A good friend, the brother I never had, picked me up and drove me to our family’s restaurant to eat dinner with my mom, dad, grandparents, aunt, and sisters. The restaurant looked bigger than I remembered. The food tasted even more succulent. I talked with my oldest sister until my mom scolded us to stop and engage with the entire family. Haha. I love talking with my sisters. I rode home with my oldest and youngest sister, stopped by the big Barnes and Noble right by our house to pick up The Scarlet Letter for my youngest sister. All familiar spaces. Large spaces. I met up with a girlfriend for brunch and sat leisurely and lazily outside for hours, eating and talking. It was so quiet, so easy, so safe. I slept in the same bed in the same bedroom that I grew up in, by myself, even closing the door and watching an episode of Glee in bed on my laptop before falling asleep. I called Stan and told him I felt like I did pre-engagement years. He told me not to get used to it and hung up. Haha.

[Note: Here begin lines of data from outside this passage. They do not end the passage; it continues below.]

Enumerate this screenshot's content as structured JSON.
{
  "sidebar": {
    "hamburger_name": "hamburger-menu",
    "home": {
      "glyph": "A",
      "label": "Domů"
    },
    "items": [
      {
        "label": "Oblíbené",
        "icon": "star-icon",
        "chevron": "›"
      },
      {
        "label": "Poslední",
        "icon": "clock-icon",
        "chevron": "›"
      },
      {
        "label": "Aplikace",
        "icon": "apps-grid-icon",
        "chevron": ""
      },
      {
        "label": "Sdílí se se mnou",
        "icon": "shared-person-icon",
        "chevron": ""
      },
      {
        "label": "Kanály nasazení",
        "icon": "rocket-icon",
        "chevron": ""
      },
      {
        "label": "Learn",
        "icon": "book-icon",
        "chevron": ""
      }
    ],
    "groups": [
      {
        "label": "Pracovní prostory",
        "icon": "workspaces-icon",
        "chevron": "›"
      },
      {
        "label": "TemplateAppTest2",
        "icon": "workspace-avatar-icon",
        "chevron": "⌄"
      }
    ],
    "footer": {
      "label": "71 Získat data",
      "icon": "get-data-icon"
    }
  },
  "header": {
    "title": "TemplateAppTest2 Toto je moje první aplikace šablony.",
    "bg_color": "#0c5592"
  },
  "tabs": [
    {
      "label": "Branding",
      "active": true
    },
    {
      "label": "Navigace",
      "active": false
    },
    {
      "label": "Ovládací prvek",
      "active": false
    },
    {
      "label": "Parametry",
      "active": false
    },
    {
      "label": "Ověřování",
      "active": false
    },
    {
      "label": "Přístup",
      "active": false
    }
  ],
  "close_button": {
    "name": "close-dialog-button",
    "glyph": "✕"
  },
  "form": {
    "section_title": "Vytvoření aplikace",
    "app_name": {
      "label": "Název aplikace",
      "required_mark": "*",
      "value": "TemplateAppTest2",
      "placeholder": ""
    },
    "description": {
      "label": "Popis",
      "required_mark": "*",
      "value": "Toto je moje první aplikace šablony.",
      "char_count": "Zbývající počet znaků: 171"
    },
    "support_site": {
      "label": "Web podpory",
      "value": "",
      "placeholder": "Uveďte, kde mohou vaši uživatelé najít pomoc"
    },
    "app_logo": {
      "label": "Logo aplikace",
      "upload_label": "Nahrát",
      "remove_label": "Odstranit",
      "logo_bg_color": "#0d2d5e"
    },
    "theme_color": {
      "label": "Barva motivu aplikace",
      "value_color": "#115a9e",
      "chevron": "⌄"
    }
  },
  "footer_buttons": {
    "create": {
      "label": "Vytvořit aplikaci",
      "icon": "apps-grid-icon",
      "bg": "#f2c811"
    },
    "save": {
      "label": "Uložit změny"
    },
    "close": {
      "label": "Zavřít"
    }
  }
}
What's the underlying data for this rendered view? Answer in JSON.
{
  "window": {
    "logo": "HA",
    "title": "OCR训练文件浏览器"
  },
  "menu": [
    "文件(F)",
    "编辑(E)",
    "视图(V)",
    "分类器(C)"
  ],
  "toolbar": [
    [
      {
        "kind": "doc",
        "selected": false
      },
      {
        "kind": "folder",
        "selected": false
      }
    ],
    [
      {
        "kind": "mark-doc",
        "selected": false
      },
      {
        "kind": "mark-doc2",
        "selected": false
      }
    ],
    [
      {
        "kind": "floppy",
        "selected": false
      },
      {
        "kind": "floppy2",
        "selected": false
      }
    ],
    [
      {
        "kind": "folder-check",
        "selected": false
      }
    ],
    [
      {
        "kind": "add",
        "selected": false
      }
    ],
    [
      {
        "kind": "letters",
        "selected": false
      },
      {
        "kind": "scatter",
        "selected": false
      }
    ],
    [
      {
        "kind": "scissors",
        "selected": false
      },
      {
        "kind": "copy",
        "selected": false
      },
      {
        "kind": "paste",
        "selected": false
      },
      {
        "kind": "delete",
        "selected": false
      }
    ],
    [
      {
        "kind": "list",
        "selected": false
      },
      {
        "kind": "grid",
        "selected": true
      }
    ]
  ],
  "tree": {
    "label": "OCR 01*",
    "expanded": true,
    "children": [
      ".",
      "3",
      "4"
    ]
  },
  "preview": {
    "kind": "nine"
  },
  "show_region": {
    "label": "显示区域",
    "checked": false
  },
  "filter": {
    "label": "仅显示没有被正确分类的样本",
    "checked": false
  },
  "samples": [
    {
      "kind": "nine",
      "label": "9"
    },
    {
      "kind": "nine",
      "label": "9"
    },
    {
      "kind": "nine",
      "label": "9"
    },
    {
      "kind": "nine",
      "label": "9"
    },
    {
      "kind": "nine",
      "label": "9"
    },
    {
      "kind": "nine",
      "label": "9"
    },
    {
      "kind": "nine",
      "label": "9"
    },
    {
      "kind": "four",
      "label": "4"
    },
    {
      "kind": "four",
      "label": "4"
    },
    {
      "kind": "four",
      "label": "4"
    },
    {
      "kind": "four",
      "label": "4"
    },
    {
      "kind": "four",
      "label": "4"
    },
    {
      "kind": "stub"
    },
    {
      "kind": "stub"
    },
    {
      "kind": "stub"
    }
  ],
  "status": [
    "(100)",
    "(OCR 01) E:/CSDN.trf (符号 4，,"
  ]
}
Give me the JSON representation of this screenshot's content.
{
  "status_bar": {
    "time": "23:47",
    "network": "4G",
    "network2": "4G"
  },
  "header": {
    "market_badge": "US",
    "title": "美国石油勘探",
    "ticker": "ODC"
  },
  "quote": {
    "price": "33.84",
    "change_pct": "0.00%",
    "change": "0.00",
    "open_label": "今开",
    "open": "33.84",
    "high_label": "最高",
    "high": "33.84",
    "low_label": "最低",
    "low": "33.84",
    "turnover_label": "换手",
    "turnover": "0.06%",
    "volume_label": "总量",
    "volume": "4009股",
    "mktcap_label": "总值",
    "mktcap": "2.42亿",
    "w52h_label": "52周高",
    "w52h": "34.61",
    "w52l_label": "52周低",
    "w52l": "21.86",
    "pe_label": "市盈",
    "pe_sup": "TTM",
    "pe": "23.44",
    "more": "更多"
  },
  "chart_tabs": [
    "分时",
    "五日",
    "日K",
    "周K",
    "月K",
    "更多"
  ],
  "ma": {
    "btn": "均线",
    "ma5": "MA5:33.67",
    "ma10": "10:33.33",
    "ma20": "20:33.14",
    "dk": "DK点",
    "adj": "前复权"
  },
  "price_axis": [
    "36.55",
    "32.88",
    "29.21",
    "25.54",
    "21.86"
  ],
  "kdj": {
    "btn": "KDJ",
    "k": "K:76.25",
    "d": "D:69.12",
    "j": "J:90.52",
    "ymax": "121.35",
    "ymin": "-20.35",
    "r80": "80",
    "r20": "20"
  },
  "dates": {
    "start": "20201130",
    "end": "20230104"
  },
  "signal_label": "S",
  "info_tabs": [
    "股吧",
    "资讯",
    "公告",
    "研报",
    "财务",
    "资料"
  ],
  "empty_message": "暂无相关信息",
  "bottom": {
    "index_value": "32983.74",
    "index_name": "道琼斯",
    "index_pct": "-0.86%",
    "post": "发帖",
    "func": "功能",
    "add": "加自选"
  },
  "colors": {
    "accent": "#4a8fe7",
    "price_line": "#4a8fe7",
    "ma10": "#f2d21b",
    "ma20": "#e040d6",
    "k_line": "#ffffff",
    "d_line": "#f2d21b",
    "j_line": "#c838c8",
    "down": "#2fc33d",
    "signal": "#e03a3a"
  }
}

I think I just realized how comfortable I was. How comfortable the suburbs are or a certain way of life can be. How self-absorbed and selfish I can become with my time and space. I couldn’t get used to it. I mean, I want to, but I can’t. I want a lot of things. Ben Rector sings in Song for the Suburb:

Pretty cars and pretty houses
Pretty people on parade
If this dream is what you’re after
Then dreaming is where you’ll stay.

There’s so much that I want and envy and covet. And when I say I can’t want it, I don’t mean it to sound like a rule or regulation. I think this is a misconception about believers. And believers have this misconception. I have this misconception that if I am a believer, I should do and say certain things and live a certain way. Like never experience pleasure or never enjoy gifts. Or, like, live in sack cloth and eat locusts. No. I really don’t know what to think about rich Christians, and I frankly don’t think I’d assert my opinion about it at this point. I’ve seen really successful, God-fearing, God-breathed examples of this, and I’ve seen horrendous ones, too. I think if I start wanting this comfortable lifestyle, though, I have to question why I want it. And I think if I question why I want it, I’d find out that I think it’d make me happier than I am now. I’d feel safe and secure and comfortable. This status quo. This American Dream (which, sidenote, is the Asian American Dream any better or any worse?).

I was extremely blessed this week to hear words of Truth spoken about this. I think the realization of how comfortable life can be, and the ways I unwittingly and deliberately strive for the status quo, the ways I seek and desire comfort and security — I have to question if I believe God is more than enough. I have to question if I believe He is my portion in plenty and in want. If I am uncomfortable, broken, shaken, afraid — I have to question if I believe God is still God and He is still good.

So, we flew back to Chicago late Sunday evening and both of us had to be at work really early Monday morning. I trekked through the week feeling sluggish and just thinking about things. All I can think to say now is I’m starting to be thankful for the challenges I’m faced with. Really thankful.